Somehow I’ve arrived at the age of 23 without ever learning to ski. I’m fairly certain that just about everyone I know, at one stage or another, has strapped on a couple of planks and hurtled down a bit of snow somewhere, sometime. I don’t really know how it happened but I never got round this peculiar activity. In order to make up for lost time my turn eventually arrived on Saturday.
A week or more of fairly persistent rain at sea level translated to a whole lot of snow on the tops, and a forecast of no wind and next to no clouds meant that Scotland’s ski resorts had one of their busiest January days for a long time. I was one of those punters falling off the button tow and snow ploughing my way to victory at Nevis Range, but I have to admit, it was a really good day.
There was a good showing of familiar faces, both from Edinburgh and here in the Fort, and even though I was in very unfamiliar territory and stepping in to depths very unplumbed it somehow felt like a pleasant reunion. Fortunately I had expert one to one tuition from Jones. She’s been desperate to get me out on the pistes for ages, but I had managed to resist so far. I’m not sure why I buckled this time. She's been skiing since she was knee high to a Chorthipus parallelus (the meadow grasshopper, sorry, but I’ve got to get a bit of ecology in here somewhere) so was more than competent to teach me the basics and catch me every time I couldn’t stop. In truth, its only fair that I learn to ski, given that I have dragged her up loads of routes and wittered on and on about climbing ever since I met her.
Jones: I'm a skier don't you know?
I was pretty amazed how rapidly it started to come together towards the end of the day, but when I first clipped in to the skis I had no control whatsoever. Everything was sliding one way or slipping another. Knees were twisting and I was swearing. Once I’d mastered staying still I had to learn the seemingly impossible – moving. Then it was stopping. Blimey. Ski Sunday looks like a piece of piss but this was well ‘ard. Eventually I even learnt how to turn, weaving in between the masses of hurtling children, cartwheeling snowboarders and beginners as inept as myself. Not only did I conquer the button tow but I even went on the big boys chairlift and fell pretty much all the way down a blue run. Get me. All in all a good day, followed by some 'apres ski' drinking in the Fort.

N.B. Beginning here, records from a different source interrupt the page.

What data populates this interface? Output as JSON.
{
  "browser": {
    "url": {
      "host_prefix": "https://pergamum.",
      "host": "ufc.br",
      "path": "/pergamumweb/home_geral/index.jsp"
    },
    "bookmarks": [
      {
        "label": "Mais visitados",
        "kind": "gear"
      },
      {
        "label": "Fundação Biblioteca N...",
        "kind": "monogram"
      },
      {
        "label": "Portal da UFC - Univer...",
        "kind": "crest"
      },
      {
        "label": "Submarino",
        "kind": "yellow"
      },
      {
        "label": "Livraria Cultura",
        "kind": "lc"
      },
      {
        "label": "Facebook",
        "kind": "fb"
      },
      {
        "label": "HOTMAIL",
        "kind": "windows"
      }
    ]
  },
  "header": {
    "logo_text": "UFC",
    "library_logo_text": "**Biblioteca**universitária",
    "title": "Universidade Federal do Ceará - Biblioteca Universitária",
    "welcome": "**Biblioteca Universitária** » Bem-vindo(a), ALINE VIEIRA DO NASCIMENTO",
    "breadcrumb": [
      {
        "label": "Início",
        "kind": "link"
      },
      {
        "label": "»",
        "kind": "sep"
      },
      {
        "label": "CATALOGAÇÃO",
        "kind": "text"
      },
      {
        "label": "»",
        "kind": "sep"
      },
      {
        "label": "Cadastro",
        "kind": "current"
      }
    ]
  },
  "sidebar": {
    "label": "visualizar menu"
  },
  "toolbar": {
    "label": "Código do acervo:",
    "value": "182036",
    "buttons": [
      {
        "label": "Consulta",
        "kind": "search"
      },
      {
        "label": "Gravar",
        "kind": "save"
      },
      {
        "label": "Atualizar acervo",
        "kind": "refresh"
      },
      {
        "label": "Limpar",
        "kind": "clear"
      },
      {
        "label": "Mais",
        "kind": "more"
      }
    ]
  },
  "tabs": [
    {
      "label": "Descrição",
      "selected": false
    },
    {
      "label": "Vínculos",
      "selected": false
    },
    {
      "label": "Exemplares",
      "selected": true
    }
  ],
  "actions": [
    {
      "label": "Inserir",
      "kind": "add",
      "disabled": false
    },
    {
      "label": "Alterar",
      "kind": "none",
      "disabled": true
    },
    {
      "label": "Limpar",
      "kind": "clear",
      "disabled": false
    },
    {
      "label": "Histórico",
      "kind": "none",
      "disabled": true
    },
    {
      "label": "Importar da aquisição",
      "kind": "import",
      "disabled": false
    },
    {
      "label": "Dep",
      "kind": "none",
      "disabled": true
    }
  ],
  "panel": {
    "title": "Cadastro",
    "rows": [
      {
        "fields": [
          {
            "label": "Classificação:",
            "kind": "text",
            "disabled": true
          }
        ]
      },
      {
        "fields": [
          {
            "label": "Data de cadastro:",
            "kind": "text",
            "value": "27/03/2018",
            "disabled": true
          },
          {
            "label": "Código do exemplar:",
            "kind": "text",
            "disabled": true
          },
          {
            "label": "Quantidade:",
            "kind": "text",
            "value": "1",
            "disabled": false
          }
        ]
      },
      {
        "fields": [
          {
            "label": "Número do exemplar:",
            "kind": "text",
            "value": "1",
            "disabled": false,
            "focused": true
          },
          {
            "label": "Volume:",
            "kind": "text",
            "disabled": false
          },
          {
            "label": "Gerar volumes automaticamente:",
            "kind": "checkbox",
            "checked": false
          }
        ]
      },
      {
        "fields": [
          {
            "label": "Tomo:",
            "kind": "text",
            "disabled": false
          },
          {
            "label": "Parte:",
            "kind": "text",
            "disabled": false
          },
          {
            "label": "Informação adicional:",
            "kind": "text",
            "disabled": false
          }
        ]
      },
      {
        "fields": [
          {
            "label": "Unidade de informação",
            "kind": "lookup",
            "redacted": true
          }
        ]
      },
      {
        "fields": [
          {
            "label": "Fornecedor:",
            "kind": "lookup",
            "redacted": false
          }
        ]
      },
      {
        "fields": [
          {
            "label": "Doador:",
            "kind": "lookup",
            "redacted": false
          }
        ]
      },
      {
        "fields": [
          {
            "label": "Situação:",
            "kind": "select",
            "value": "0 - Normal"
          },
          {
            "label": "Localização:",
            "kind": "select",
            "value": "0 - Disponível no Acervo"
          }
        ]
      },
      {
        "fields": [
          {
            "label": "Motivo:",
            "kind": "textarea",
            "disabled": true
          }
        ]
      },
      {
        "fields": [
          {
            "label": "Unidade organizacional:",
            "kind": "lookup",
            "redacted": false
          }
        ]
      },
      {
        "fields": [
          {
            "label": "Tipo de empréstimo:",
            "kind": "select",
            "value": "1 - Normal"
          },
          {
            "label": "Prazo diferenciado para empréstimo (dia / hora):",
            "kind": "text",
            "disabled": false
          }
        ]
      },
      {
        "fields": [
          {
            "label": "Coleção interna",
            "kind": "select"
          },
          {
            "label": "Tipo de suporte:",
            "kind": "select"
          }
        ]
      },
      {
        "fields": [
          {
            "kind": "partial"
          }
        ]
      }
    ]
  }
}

Suffice it to say scrapercaillie was as delightful as ever.
Sunday passed in a blur of vile clag and rain - top marks to Chris, Grant and Adam for driving up for a day on the wet slopes.Today (monday) I've actually been gainfully employed for a few hours. I've been the 'mountineer assistant' to the SAIS Lochaber avalanche forecaster Blair Fyffe. This basically entails digging him out if he gets avalanched and lending a hand when he's recording snowpack data. It's been a rather nice day I must admit, walking up to the Ben, digging a wee pit under The Curtain on Carn Dearg, inspecting the extensive avalanche debris under No. 5 Gully and then walking back under the (currently) forming ice on The Shield Direct, Gemini and Boomers Requiem. All are rather thin at the moment, but showing promise. I'll be out with Blair again tomorrow, but this time I think I'm going to be on skis, so once more I will be fully immersed over my head, and then some.
Blair in his pit